Required action — From the entries below, copy every line that holds the word "this".

Stored data entries:
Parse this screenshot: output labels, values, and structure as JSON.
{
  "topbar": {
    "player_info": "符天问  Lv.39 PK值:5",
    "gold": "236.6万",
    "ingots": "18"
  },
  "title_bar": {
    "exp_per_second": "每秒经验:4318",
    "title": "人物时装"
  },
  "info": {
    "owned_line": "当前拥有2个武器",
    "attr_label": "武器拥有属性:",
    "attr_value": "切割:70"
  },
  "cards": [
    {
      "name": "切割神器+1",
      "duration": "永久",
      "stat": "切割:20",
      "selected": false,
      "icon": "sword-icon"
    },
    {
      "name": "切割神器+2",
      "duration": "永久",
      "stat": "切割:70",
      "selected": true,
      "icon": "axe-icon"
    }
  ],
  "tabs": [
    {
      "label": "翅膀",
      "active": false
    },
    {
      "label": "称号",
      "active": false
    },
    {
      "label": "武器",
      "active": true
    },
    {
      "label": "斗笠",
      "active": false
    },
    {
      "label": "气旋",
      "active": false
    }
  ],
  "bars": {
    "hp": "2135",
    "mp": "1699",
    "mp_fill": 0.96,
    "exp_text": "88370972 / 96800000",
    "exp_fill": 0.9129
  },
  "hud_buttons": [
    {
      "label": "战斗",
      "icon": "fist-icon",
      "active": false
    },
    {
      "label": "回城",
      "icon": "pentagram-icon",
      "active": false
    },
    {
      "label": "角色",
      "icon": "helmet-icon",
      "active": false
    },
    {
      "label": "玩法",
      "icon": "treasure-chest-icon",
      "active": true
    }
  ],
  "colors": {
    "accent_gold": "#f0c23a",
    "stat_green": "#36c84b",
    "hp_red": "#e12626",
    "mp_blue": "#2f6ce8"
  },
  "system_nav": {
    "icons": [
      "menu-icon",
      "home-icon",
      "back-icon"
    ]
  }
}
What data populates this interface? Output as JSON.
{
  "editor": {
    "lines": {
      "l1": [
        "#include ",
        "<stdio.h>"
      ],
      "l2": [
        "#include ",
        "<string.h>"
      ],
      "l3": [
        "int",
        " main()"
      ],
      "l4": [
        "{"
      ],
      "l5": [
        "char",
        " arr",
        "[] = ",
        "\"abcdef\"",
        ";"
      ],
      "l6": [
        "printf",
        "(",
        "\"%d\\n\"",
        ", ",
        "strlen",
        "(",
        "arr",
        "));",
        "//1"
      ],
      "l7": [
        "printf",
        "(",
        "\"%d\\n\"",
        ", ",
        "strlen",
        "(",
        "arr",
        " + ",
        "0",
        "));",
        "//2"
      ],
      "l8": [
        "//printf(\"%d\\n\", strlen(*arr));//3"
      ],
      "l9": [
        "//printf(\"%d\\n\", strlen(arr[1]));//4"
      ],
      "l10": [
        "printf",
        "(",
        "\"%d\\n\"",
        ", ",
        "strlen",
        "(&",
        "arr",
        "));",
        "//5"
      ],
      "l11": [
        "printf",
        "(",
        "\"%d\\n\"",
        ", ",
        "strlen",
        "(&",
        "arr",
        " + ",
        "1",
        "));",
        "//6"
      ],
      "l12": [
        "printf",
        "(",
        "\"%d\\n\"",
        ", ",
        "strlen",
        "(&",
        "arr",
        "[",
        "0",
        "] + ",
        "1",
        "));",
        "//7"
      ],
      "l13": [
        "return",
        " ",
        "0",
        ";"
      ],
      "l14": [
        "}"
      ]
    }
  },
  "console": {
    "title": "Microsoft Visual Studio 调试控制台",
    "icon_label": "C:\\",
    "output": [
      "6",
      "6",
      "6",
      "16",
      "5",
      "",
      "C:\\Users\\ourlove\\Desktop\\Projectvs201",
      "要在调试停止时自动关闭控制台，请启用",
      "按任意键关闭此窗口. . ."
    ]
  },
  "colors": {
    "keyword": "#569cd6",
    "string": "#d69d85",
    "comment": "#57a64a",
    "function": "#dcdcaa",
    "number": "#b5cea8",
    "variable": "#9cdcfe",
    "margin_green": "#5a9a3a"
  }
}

Answer box —
Parse this screenshot: output labels, values, and structure as JSON.
What data populates this interface? Output as JSON.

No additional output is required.